The Paisa population may be a genetic isolate with a potentially unique genetic profile, therefore our generalizability may be limited and not extend to all rural populations. Additionally, it is important to note that mental illness, particularly in rural areas, is extraordinarily stigmatized. If a person seeks out a mental health professional, it is generally viewed with a negative connotation by the rest of the population. This often leads to labels such as “crazies,” or “the crazy town.” This is a factor that prevents people with mental illness from seeking specialized medical care. Given the lack of education in rural towns, patients affected by mental disorders oftentimes attribute their symptoms to part of their personality, hexing or demonic possession. These individuals rarely seek medical care. Another potential limitation was a selection bias toward patients that favor seeking medical attention. In the rural setting, there is only one clinic serving all medical problems in the municipality. Some patients in the municipality were still five to seven hours away walking distance. Because of the extensive effort required to seek medical care in this setting, it can be implied that only those that were highly motivated would seek treatment. The urban cohort may also introduce selection bias since access to care is more widely available, and the patient population is presumably more psychiatrically ill in a tertiary center.

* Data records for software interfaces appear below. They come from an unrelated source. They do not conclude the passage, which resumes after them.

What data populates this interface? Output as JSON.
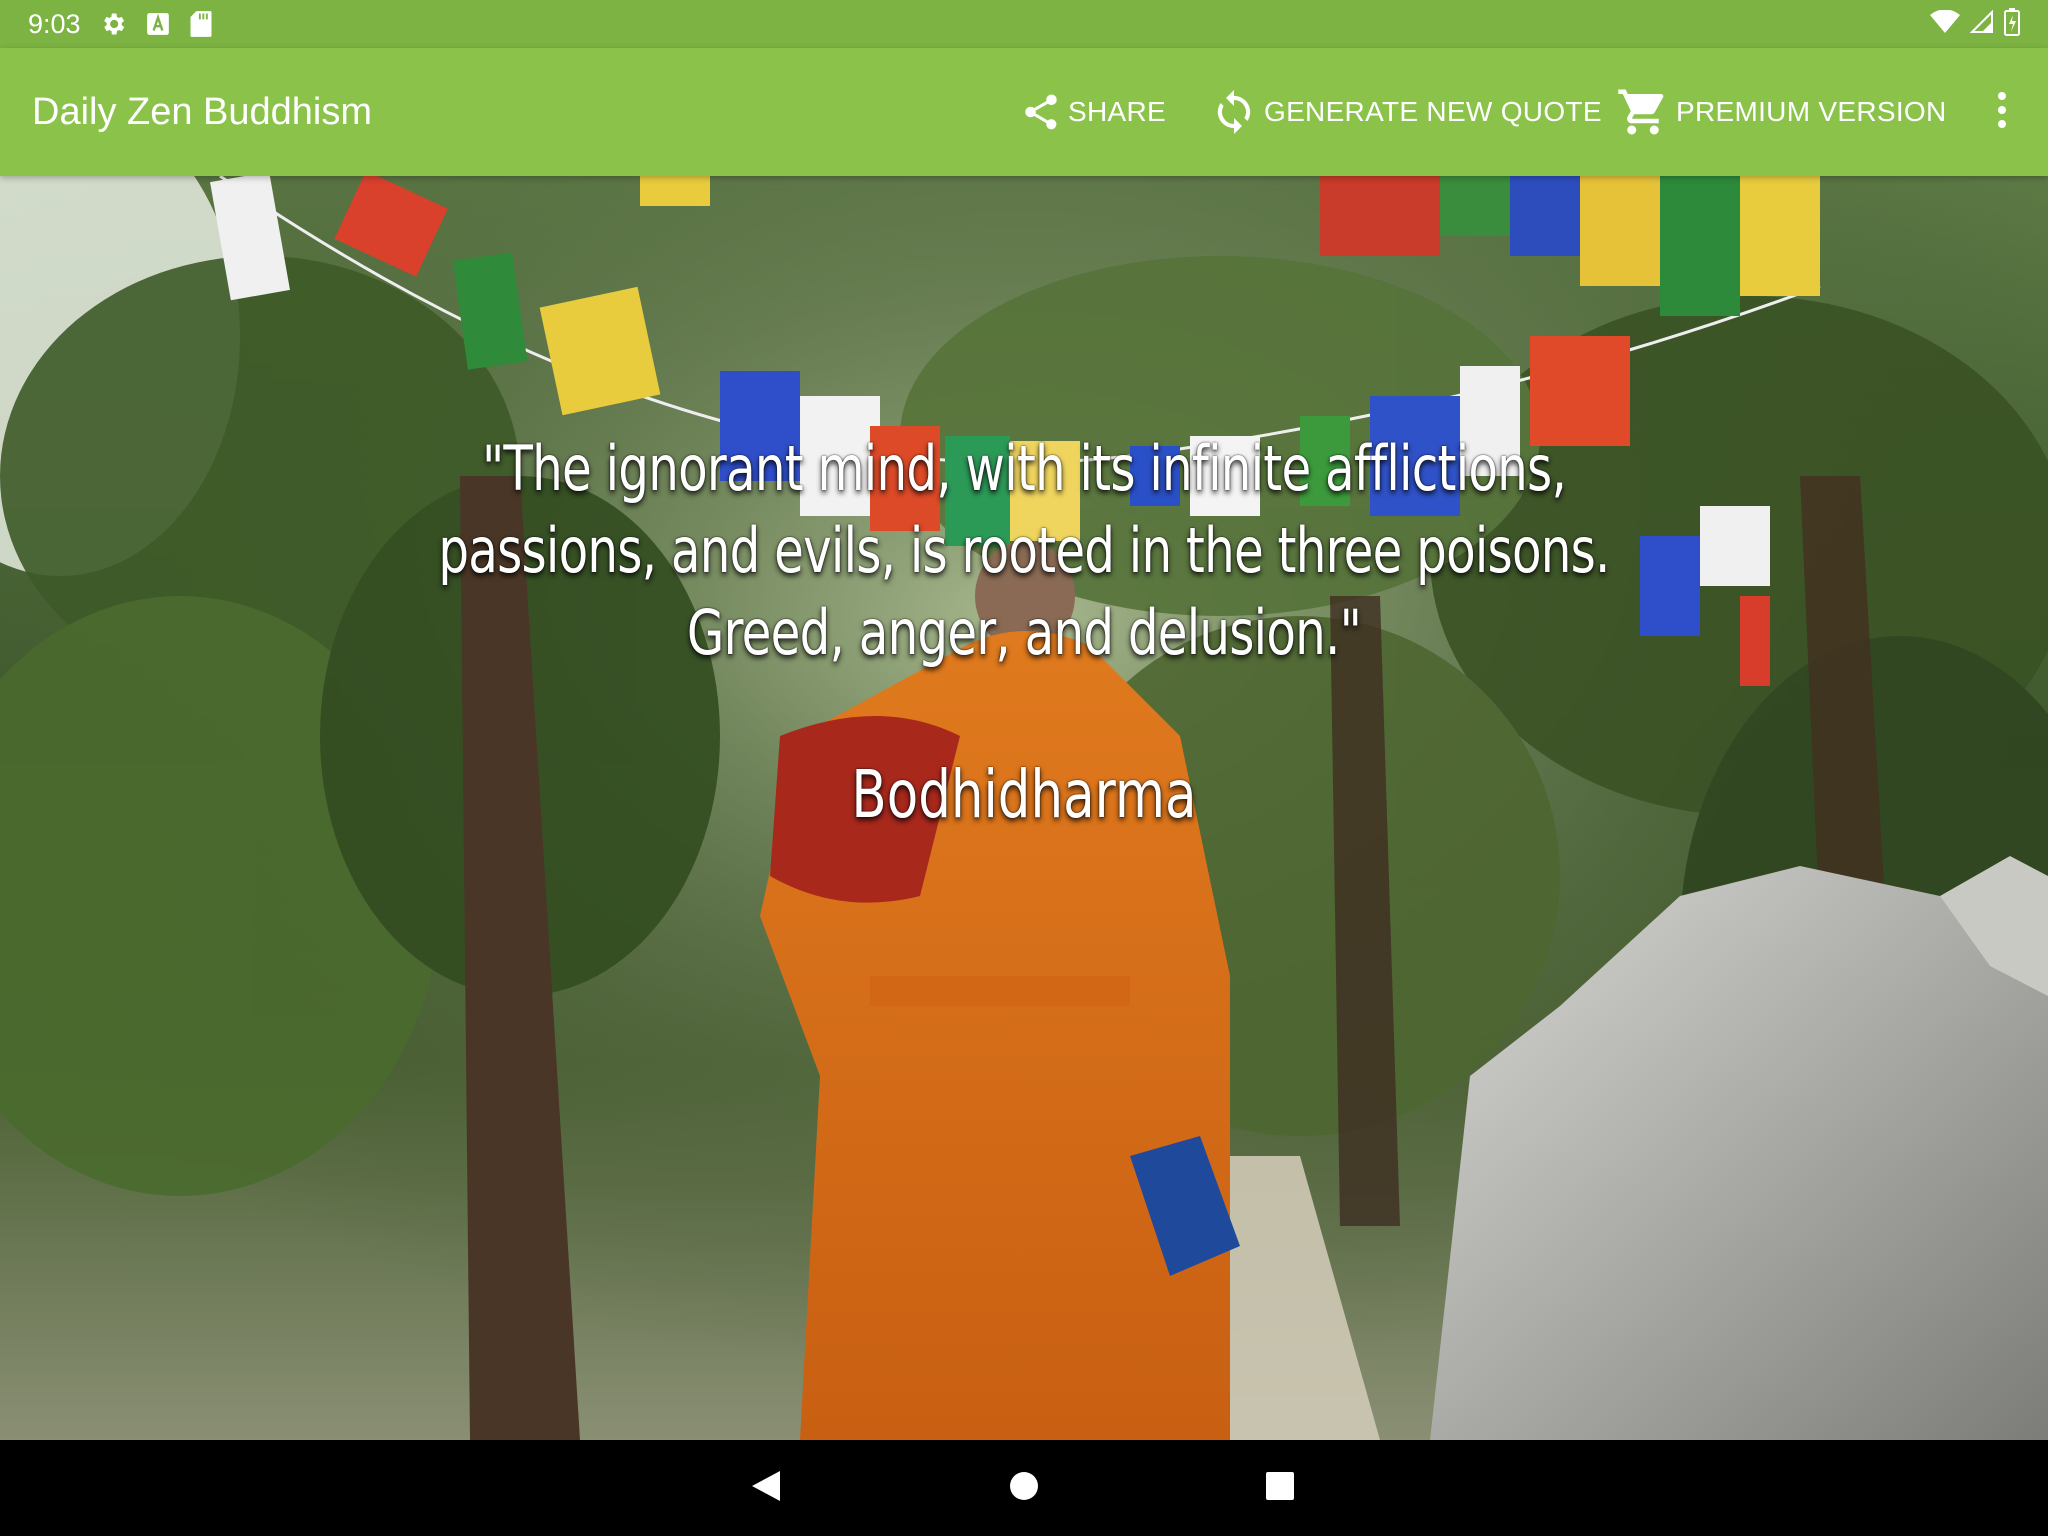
{
  "status_bar": {
    "time": "9:03",
    "icons_left": [
      "gear-icon",
      "font-a-icon",
      "sd-card-icon"
    ],
    "icons_right": [
      "wifi-icon",
      "signal-icon",
      "battery-icon"
    ]
  },
  "app_bar": {
    "title": "Daily Zen Buddhism",
    "actions": [
      {
        "label": "SHARE",
        "icon": "share-icon"
      },
      {
        "label": "GENERATE NEW QUOTE",
        "icon": "refresh-icon"
      },
      {
        "label": "PREMIUM VERSION",
        "icon": "cart-icon"
      }
    ],
    "overflow_icon": "more-vert-icon"
  },
  "quote": {
    "text": "\"The ignorant mind, with its infinite afflictions,\npassions, and evils, is rooted in the three poisons.\nGreed, anger, and delusion.\"",
    "author": "Bodhidharma"
  },
  "nav_bar": {
    "buttons": [
      "back-icon",
      "home-icon",
      "recents-icon"
    ]
  },
  "colors": {
    "status_bar": "#7cb342",
    "app_bar": "#8bc34a",
    "text": "#ffffff"
  }
}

Furthermore, in tabulation of comorbid conditions, we were unable to integrate Cumulative Illness Rating Scales (CIRS), to assess our cohorts due to lack of data availability, future research should better integrate this tool for greater accuracy in measuring these variables. Lastly the power of our study was limited by the number of rural patients included in our study.
Even though the urban population in Bogota had more favorable risk profiles than the rural Filadelfia population, the rural population had significantly elevated morbidity of CVD. This suggests that the calculator used to gauge risk is a generally inadequate tool to assess CVD risk in rural BD patients in countries like Colombia. Additionally, differences in mainstay psychiatric treatment between rural and urban patients were stark, likely a reflection of the multifactorial variables affecting rural, generally uneducated patients. “The data collected from the study suggests a better method of risk stratification is needed for rural BD populations that is generalizable to other psychiatric populations. Once implemented, treatment needs to then be optimized to address risk factors not captured by the FHS calculator, for both psychiatric and non-psychiatric patients.”
|MODELING PROBABILITY FOR PATIENTS WITH BETTER RISK PROFILES||BOGOTA (URBAN)||FILADELFIA (RURAL)|
|ODDS RATIO||95% CONFIDENCE INTERVAL||ODDS RATIO||95% CONFIDENCE INTERVAL|
|1st Generation Anti-psychotics||1.14||0.487–2.66||0.715||0.117–4.361|
|2nd Generation Anti-psychotics||0.558||0.118–2.635||1.14||0.299–4.352|
Data Accessibility Statement
Data are available upon reasonable request.